• _Activity_: Write out the data in full, exactly as shown.

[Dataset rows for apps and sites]
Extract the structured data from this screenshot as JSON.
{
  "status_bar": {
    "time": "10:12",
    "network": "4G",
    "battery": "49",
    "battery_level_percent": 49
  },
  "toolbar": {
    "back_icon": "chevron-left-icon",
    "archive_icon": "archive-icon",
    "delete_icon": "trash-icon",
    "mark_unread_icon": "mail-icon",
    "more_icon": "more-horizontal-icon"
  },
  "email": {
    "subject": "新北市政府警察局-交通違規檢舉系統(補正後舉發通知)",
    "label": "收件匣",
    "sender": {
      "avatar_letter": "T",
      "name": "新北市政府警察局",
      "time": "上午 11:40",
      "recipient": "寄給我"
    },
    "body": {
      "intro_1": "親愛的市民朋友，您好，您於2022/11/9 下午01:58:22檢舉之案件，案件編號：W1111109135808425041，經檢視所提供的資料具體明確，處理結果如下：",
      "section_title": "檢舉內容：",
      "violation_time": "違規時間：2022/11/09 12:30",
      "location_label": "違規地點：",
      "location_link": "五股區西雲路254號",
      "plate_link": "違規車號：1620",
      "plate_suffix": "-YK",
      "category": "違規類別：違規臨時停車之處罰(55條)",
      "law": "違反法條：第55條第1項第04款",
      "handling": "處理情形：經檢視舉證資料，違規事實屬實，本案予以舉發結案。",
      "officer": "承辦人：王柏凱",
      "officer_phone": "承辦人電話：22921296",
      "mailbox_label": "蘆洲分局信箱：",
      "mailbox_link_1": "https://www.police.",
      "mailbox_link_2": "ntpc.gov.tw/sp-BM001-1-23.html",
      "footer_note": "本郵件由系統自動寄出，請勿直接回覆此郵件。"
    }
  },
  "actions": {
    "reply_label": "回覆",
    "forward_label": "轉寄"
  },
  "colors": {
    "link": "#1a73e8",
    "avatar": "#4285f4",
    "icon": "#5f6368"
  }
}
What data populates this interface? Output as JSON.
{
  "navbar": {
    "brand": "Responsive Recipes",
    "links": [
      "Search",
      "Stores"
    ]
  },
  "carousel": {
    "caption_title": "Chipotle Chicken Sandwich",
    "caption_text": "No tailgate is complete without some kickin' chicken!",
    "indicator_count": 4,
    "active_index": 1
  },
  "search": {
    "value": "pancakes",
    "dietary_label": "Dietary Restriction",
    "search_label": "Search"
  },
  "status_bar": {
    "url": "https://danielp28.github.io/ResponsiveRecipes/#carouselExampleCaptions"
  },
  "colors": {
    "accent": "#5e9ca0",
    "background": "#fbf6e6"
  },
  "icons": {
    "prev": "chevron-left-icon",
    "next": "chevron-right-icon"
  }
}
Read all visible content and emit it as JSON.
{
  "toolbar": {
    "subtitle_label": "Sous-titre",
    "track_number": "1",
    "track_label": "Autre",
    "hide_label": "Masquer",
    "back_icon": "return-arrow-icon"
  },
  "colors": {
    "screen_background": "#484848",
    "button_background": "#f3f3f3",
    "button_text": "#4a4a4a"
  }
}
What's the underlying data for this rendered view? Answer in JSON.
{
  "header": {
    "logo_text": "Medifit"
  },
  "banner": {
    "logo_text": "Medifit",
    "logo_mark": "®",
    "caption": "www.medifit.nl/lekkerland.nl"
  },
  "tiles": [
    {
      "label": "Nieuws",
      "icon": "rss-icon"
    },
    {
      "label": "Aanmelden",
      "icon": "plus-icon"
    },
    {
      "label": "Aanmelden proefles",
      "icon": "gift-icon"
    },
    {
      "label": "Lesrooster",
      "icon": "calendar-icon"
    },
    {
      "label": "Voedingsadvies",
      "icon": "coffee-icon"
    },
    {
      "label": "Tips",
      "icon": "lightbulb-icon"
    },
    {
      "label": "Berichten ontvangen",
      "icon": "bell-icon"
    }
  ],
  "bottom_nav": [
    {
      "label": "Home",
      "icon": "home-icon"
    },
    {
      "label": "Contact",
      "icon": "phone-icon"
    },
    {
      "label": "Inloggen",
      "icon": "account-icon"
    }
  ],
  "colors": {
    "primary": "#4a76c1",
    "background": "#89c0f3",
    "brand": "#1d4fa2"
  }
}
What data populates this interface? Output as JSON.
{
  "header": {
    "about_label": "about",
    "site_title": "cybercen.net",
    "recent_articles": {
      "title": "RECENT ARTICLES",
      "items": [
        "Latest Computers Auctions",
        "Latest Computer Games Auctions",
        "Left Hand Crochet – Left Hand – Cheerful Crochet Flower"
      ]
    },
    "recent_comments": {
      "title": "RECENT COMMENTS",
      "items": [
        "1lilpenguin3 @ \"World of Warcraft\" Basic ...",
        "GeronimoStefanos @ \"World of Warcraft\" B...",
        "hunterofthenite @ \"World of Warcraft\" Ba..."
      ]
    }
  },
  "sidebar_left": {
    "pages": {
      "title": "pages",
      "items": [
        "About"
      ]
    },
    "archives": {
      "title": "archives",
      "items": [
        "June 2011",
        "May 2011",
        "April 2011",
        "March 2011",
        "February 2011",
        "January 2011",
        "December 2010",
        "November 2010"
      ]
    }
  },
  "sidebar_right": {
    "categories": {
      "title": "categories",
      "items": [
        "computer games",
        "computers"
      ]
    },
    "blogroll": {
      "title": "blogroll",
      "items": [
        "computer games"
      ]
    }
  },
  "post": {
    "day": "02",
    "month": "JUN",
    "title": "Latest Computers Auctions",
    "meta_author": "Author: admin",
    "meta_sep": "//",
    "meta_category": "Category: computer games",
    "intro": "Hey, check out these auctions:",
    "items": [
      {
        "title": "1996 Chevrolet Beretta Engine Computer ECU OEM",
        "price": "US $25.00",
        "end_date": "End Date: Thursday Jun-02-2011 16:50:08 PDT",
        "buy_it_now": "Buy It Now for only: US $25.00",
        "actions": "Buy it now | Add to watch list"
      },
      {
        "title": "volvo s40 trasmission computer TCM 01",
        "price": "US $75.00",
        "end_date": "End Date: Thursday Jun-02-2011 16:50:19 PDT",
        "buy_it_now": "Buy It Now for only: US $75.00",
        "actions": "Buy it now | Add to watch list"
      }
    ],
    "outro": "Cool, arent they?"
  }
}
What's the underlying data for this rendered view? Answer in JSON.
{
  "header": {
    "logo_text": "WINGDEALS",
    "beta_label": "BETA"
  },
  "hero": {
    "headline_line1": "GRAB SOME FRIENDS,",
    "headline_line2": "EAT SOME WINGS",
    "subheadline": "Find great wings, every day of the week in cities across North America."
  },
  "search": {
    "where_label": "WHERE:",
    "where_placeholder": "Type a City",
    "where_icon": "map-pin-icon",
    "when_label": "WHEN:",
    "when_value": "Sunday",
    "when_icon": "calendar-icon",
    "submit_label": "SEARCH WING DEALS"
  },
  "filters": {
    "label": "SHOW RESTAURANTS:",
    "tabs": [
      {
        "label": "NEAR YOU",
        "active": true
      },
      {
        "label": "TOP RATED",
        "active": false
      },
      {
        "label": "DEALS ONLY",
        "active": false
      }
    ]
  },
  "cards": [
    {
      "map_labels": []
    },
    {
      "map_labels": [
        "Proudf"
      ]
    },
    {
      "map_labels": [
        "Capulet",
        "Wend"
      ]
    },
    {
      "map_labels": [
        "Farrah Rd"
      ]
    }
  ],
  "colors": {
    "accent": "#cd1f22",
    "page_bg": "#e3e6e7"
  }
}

• _Your response_:
Extract the structured data from this screenshot as JSON.
{
  "status_bar": {
    "time": "10:12",
    "network": "4G",
    "battery": "49",
    "battery_level_percent": 49
  },
  "toolbar": {
    "back_icon": "chevron-left-icon",
    "archive_icon": "archive-icon",
    "delete_icon": "trash-icon",
    "mark_unread_icon": "mail-icon",
    "more_icon": "more-horizontal-icon"
  },
  "email": {
    "subject": "新北市政府警察局-交通違規檢舉系統(補正後舉發通知)",
    "label": "收件匣",
    "sender": {
      "avatar_letter": "T",
      "name": "新北市政府警察局",
      "time": "上午 11:40",
      "recipient": "寄給我"
    },
    "body": {
      "intro_1": "親愛的市民朋友，您好，您於2022/11/9 下午01:58:22檢舉之案件，案件編號：W1111109135808425041，經檢視所提供的資料具體明確，處理結果如下：",
      "section_title": "檢舉內容：",
      "violation_time": "違規時間：2022/11/09 12:30",
      "location_label": "違規地點：",
      "location_link": "五股區西雲路254號",
      "plate_link": "違規車號：1620",
      "plate_suffix": "-YK",
      "category": "違規類別：違規臨時停車之處罰(55條)",
      "law": "違反法條：第55條第1項第04款",
      "handling": "處理情形：經檢視舉證資料，違規事實屬實，本案予以舉發結案。",
      "officer": "承辦人：王柏凱",
      "officer_phone": "承辦人電話：22921296",
      "mailbox_label": "蘆洲分局信箱：",
      "mailbox_link_1": "https://www.police.",
      "mailbox_link_2": "ntpc.gov.tw/sp-BM001-1-23.html",
      "footer_note": "本郵件由系統自動寄出，請勿直接回覆此郵件。"
    }
  },
  "actions": {
    "reply_label": "回覆",
    "forward_label": "轉寄"
  },
  "colors": {
    "link": "#1a73e8",
    "avatar": "#4285f4",
    "icon": "#5f6368"
  }
}
What data populates this interface? Output as JSON.
{
  "navbar": {
    "brand": "Responsive Recipes",
    "links": [
      "Search",
      "Stores"
    ]
  },
  "carousel": {
    "caption_title": "Chipotle Chicken Sandwich",
    "caption_text": "No tailgate is complete without some kickin' chicken!",
    "indicator_count": 4,
    "active_index": 1
  },
  "search": {
    "value": "pancakes",
    "dietary_label": "Dietary Restriction",
    "search_label": "Search"
  },
  "status_bar": {
    "url": "https://danielp28.github.io/ResponsiveRecipes/#carouselExampleCaptions"
  },
  "colors": {
    "accent": "#5e9ca0",
    "background": "#fbf6e6"
  },
  "icons": {
    "prev": "chevron-left-icon",
    "next": "chevron-right-icon"
  }
}
Read all visible content and emit it as JSON.
{
  "toolbar": {
    "subtitle_label": "Sous-titre",
    "track_number": "1",
    "track_label": "Autre",
    "hide_label": "Masquer",
    "back_icon": "return-arrow-icon"
  },
  "colors": {
    "screen_background": "#484848",
    "button_background": "#f3f3f3",
    "button_text": "#4a4a4a"
  }
}
What's the underlying data for this rendered view? Answer in JSON.
{
  "header": {
    "logo_text": "Medifit"
  },
  "banner": {
    "logo_text": "Medifit",
    "logo_mark": "®",
    "caption": "www.medifit.nl/lekkerland.nl"
  },
  "tiles": [
    {
      "label": "Nieuws",
      "icon": "rss-icon"
    },
    {
      "label": "Aanmelden",
      "icon": "plus-icon"
    },
    {
      "label": "Aanmelden proefles",
      "icon": "gift-icon"
    },
    {
      "label": "Lesrooster",
      "icon": "calendar-icon"
    },
    {
      "label": "Voedingsadvies",
      "icon": "coffee-icon"
    },
    {
      "label": "Tips",
      "icon": "lightbulb-icon"
    },
    {
      "label": "Berichten ontvangen",
      "icon": "bell-icon"
    }
  ],
  "bottom_nav": [
    {
      "label": "Home",
      "icon": "home-icon"
    },
    {
      "label": "Contact",
      "icon": "phone-icon"
    },
    {
      "label": "Inloggen",
      "icon": "account-icon"
    }
  ],
  "colors": {
    "primary": "#4a76c1",
    "background": "#89c0f3",
    "brand": "#1d4fa2"
  }
}
What data populates this interface? Output as JSON.
{
  "header": {
    "about_label": "about",
    "site_title": "cybercen.net",
    "recent_articles": {
      "title": "RECENT ARTICLES",
      "items": [
        "Latest Computers Auctions",
        "Latest Computer Games Auctions",
        "Left Hand Crochet – Left Hand – Cheerful Crochet Flower"
      ]
    },
    "recent_comments": {
      "title": "RECENT COMMENTS",
      "items": [
        "1lilpenguin3 @ \"World of Warcraft\" Basic ...",
        "GeronimoStefanos @ \"World of Warcraft\" B...",
        "hunterofthenite @ \"World of Warcraft\" Ba..."
      ]
    }
  },
  "sidebar_left": {
    "pages": {
      "title": "pages",
      "items": [
        "About"
      ]
    },
    "archives": {
      "title": "archives",
      "items": [
        "June 2011",
        "May 2011",
        "April 2011",
        "March 2011",
        "February 2011",
        "January 2011",
        "December 2010",
        "November 2010"
      ]
    }
  },
  "sidebar_right": {
    "categories": {
      "title": "categories",
      "items": [
        "computer games",
        "computers"
      ]
    },
    "blogroll": {
      "title": "blogroll",
      "items": [
        "computer games"
      ]
    }
  },
  "post": {
    "day": "02",
    "month": "JUN",
    "title": "Latest Computers Auctions",
    "meta_author": "Author: admin",
    "meta_sep": "//",
    "meta_category": "Category: computer games",
    "intro": "Hey, check out these auctions:",
    "items": [
      {
        "title": "1996 Chevrolet Beretta Engine Computer ECU OEM",
        "price": "US $25.00",
        "end_date": "End Date: Thursday Jun-02-2011 16:50:08 PDT",
        "buy_it_now": "Buy It Now for only: US $25.00",
        "actions": "Buy it now | Add to watch list"
      },
      {
        "title": "volvo s40 trasmission computer TCM 01",
        "price": "US $75.00",
        "end_date": "End Date: Thursday Jun-02-2011 16:50:19 PDT",
        "buy_it_now": "Buy It Now for only: US $75.00",
        "actions": "Buy it now | Add to watch list"
      }
    ],
    "outro": "Cool, arent they?"
  }
}
What's the underlying data for this rendered view? Answer in JSON.
{
  "header": {
    "logo_text": "WINGDEALS",
    "beta_label": "BETA"
  },
  "hero": {
    "headline_line1": "GRAB SOME FRIENDS,",
    "headline_line2": "EAT SOME WINGS",
    "subheadline": "Find great wings, every day of the week in cities across North America."
  },
  "search": {
    "where_label": "WHERE:",
    "where_placeholder": "Type a City",
    "where_icon": "map-pin-icon",
    "when_label": "WHEN:",
    "when_value": "Sunday",
    "when_icon": "calendar-icon",
    "submit_label": "SEARCH WING DEALS"
  },
  "filters": {
    "label": "SHOW RESTAURANTS:",
    "tabs": [
      {
        "label": "NEAR YOU",
        "active": true
      },
      {
        "label": "TOP RATED",
        "active": false
      },
      {
        "label": "DEALS ONLY",
        "active": false
      }
    ]
  },
  "cards": [
    {
      "map_labels": []
    },
    {
      "map_labels": [
        "Proudf"
      ]
    },
    {
      "map_labels": [
        "Capulet",
        "Wend"
      ]
    },
    {
      "map_labels": [
        "Farrah Rd"
      ]
    }
  ],
  "colors": {
    "accent": "#cd1f22",
    "page_bg": "#e3e6e7"
  }
}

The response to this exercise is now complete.